### Extracted data
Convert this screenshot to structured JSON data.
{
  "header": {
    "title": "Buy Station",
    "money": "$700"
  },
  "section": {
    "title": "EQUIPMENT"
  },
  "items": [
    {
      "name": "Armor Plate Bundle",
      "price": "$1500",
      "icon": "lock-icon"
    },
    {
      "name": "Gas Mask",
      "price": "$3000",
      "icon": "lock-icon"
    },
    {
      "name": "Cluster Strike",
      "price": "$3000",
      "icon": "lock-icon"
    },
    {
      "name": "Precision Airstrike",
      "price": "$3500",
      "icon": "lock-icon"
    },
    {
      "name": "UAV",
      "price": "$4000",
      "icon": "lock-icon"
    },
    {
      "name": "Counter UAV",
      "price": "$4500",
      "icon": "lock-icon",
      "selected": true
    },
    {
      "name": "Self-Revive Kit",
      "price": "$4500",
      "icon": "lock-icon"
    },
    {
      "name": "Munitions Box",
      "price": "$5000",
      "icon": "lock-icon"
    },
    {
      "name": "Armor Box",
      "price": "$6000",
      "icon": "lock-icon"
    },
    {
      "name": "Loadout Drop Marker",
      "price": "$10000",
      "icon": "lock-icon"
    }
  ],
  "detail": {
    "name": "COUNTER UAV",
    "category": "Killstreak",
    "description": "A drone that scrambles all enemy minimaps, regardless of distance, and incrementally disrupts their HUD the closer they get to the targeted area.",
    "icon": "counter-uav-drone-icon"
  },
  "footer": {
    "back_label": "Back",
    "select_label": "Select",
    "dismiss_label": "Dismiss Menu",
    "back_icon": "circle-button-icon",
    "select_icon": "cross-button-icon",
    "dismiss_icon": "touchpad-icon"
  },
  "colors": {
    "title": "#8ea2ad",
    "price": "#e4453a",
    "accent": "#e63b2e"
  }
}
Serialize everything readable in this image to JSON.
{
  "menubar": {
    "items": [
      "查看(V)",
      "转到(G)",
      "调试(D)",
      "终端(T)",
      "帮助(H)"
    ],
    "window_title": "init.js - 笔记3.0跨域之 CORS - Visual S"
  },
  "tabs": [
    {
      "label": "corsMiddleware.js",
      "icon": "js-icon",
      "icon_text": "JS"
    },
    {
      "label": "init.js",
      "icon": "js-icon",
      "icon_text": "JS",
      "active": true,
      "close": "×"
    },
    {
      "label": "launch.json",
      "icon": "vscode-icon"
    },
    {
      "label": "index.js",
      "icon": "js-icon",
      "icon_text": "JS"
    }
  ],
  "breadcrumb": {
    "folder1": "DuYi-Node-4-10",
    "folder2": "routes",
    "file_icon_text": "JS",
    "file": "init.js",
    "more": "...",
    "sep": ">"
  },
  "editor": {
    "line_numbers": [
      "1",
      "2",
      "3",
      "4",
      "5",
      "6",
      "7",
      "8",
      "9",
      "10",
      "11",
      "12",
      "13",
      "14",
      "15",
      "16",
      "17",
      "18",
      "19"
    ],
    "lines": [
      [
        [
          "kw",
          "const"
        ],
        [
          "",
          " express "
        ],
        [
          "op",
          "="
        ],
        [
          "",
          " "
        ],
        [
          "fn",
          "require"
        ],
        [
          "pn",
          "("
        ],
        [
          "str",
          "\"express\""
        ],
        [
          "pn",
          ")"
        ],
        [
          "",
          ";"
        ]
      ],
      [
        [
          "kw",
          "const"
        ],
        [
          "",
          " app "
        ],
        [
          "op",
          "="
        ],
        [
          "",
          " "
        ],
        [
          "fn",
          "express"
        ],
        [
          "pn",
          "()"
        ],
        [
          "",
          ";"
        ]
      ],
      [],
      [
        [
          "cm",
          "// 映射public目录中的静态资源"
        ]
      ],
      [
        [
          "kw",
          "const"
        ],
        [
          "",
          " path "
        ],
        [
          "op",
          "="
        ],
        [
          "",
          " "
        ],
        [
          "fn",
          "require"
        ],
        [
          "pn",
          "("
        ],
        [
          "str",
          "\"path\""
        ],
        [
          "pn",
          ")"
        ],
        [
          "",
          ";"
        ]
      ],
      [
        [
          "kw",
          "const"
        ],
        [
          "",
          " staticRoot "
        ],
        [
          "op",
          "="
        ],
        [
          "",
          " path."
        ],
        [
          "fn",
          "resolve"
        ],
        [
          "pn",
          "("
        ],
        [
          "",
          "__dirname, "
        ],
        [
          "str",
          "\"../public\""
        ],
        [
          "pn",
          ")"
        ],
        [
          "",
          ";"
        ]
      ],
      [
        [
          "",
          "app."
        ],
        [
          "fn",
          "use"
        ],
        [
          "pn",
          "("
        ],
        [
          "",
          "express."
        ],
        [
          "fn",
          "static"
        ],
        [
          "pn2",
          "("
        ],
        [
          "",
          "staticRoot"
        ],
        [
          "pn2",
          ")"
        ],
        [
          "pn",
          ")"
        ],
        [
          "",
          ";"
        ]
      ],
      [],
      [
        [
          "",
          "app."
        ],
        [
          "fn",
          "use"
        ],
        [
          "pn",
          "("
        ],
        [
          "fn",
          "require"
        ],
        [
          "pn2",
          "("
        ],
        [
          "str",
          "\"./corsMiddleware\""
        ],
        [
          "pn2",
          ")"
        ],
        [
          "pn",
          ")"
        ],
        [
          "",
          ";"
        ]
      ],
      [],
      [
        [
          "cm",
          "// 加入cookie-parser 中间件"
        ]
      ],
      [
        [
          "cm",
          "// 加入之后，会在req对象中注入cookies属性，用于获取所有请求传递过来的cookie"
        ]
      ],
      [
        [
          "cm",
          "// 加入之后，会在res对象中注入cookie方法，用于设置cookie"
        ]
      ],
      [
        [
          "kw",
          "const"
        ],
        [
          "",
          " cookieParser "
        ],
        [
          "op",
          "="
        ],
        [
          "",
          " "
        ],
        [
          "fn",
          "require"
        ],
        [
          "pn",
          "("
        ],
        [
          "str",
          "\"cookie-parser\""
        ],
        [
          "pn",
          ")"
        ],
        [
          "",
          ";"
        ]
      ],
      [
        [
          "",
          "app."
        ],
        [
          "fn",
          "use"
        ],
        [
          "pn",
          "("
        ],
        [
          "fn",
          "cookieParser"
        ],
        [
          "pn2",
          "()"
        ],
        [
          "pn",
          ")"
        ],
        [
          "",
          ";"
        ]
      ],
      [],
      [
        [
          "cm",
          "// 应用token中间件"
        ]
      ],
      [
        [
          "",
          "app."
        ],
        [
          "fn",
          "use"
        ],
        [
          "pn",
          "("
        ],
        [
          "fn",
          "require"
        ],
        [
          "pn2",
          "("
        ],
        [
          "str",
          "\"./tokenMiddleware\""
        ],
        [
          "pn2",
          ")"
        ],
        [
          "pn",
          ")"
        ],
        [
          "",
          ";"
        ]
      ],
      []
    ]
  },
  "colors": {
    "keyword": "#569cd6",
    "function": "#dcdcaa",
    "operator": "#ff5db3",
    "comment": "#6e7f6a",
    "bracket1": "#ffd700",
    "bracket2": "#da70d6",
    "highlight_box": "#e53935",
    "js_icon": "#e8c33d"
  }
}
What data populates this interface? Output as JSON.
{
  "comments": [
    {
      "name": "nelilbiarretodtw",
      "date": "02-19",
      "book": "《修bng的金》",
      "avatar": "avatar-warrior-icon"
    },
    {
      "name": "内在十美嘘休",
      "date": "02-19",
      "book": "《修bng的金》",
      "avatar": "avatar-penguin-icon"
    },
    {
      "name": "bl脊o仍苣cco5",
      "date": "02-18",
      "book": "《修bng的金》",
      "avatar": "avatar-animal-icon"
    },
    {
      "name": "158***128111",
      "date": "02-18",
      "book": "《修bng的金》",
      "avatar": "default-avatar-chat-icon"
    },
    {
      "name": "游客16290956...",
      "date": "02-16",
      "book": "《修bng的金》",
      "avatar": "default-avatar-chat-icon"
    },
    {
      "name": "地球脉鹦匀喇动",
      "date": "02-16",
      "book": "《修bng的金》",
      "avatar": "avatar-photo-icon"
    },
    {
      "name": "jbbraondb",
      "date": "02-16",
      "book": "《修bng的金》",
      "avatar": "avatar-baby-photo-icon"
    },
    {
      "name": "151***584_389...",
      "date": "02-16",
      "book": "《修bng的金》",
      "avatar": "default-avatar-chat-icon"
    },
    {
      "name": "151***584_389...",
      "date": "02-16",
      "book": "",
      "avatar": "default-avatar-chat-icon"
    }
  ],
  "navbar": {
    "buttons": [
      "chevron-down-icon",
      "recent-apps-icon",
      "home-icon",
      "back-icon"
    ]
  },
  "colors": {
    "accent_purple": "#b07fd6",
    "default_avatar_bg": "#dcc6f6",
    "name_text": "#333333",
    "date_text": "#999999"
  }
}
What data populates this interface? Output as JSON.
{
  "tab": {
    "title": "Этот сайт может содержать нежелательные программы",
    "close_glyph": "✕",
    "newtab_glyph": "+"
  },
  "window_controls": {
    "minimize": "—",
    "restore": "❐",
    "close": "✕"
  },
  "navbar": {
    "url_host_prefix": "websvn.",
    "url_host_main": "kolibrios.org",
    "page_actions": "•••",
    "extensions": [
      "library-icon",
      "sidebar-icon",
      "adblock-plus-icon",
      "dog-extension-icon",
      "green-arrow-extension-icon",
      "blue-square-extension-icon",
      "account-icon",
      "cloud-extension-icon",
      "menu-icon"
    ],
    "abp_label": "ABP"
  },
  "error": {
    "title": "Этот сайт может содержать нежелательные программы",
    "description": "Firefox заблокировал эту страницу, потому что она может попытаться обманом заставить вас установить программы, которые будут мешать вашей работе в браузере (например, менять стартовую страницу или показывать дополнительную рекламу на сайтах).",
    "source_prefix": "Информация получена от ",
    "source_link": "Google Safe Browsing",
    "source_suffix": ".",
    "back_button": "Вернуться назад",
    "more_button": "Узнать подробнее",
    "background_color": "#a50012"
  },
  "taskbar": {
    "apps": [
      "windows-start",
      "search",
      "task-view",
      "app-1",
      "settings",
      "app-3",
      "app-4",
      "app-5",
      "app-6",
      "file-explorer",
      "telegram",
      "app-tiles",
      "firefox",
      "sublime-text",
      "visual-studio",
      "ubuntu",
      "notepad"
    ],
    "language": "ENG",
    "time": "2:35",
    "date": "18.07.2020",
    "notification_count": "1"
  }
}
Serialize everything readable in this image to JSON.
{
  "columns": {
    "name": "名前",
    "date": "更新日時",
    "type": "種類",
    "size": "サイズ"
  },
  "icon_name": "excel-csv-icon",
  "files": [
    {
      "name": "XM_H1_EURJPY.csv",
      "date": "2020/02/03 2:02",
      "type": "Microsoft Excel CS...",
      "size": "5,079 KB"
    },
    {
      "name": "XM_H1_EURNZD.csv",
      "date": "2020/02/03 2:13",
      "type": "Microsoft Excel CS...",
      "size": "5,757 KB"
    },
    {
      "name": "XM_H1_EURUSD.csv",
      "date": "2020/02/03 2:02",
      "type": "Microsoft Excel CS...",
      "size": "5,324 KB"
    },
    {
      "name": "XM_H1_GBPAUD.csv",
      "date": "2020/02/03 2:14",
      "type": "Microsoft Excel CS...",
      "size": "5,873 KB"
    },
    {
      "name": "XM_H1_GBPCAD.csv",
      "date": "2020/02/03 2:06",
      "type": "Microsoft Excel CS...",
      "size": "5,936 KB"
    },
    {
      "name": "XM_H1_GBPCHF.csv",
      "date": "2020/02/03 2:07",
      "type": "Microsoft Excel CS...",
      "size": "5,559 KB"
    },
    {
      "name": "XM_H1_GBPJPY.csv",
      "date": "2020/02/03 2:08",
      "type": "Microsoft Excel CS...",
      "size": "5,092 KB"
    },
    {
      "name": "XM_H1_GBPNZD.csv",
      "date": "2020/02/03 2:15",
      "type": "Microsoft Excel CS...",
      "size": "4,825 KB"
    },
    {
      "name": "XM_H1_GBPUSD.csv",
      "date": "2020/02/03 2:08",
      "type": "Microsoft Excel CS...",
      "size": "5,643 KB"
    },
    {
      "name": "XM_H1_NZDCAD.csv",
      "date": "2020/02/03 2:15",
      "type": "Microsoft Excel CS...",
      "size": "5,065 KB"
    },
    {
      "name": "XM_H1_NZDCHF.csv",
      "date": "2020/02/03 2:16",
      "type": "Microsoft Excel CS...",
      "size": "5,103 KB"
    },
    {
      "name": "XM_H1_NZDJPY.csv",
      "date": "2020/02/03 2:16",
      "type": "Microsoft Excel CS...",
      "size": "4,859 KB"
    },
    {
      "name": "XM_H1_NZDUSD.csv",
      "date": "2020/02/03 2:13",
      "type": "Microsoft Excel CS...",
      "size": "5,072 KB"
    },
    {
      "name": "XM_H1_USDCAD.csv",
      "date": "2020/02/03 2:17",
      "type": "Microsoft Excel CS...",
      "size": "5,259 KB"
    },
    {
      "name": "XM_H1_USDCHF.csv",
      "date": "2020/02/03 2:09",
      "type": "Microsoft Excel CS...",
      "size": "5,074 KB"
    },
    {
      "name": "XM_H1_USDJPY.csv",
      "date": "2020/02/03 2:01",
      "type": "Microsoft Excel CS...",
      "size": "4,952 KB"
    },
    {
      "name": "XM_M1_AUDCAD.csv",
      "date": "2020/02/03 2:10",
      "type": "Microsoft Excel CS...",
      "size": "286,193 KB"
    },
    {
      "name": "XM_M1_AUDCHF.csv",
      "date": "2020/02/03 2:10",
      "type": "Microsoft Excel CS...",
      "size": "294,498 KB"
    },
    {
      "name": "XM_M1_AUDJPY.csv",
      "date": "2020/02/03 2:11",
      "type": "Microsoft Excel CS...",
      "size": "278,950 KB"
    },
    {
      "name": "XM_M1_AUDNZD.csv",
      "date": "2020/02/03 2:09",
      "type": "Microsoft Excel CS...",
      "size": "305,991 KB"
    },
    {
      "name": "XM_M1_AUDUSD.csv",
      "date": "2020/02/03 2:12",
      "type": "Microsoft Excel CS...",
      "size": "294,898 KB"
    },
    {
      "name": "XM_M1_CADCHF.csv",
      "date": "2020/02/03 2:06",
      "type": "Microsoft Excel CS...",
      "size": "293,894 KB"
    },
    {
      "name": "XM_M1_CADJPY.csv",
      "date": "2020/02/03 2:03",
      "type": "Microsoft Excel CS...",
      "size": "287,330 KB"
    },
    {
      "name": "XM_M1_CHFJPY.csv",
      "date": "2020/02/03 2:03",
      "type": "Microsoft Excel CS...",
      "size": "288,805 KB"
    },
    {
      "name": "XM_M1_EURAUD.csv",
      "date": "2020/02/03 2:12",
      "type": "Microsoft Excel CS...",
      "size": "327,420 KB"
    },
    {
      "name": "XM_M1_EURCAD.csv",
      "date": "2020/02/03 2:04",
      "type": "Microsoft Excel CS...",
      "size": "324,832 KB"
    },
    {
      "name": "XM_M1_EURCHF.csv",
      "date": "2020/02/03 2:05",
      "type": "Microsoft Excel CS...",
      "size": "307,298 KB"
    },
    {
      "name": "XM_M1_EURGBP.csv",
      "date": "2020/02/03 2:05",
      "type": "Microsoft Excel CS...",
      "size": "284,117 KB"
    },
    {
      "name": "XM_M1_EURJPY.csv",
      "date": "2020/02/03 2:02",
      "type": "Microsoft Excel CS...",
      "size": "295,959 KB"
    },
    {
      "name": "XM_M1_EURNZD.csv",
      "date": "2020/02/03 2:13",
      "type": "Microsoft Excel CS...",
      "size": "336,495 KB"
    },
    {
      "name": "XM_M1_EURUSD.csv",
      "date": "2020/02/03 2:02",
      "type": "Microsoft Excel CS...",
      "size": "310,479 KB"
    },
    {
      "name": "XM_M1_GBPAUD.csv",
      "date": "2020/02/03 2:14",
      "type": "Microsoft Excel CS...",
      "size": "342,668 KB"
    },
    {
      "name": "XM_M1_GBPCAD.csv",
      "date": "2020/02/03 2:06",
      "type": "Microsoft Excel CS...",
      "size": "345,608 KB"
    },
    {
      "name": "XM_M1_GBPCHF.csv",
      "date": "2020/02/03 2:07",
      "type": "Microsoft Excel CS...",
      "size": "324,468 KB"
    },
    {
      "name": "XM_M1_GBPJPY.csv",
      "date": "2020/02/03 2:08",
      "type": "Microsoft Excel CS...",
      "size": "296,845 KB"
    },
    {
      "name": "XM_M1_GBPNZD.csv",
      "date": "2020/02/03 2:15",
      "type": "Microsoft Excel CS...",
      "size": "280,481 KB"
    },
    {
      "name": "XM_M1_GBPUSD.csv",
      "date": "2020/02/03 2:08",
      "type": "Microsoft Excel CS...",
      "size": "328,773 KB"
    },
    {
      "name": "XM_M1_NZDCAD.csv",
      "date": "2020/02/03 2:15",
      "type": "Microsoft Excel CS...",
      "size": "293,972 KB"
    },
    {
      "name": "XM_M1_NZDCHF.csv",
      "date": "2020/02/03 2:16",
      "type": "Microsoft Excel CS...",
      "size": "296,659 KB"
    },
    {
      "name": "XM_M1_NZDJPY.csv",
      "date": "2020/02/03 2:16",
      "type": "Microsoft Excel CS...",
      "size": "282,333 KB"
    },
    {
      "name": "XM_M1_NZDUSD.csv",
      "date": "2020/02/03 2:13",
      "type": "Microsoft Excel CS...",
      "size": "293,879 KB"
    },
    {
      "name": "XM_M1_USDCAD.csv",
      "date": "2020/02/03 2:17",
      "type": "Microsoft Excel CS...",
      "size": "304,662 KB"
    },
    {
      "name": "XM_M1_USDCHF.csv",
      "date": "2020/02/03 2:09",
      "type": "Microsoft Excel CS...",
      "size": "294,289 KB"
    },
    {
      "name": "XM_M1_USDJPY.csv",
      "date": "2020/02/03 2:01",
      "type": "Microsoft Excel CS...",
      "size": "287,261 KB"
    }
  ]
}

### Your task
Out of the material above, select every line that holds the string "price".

### Result of the exercise
      "price": "$1500",
      "price": "$3000",
      "price": "$3000",
      "price": "$3500",
      "price": "$4000",
      "price": "$4500",
      "price": "$4500",
      "price": "$5000",
      "price": "$6000",
      "price": "$10000",
    "price": "#e4453a",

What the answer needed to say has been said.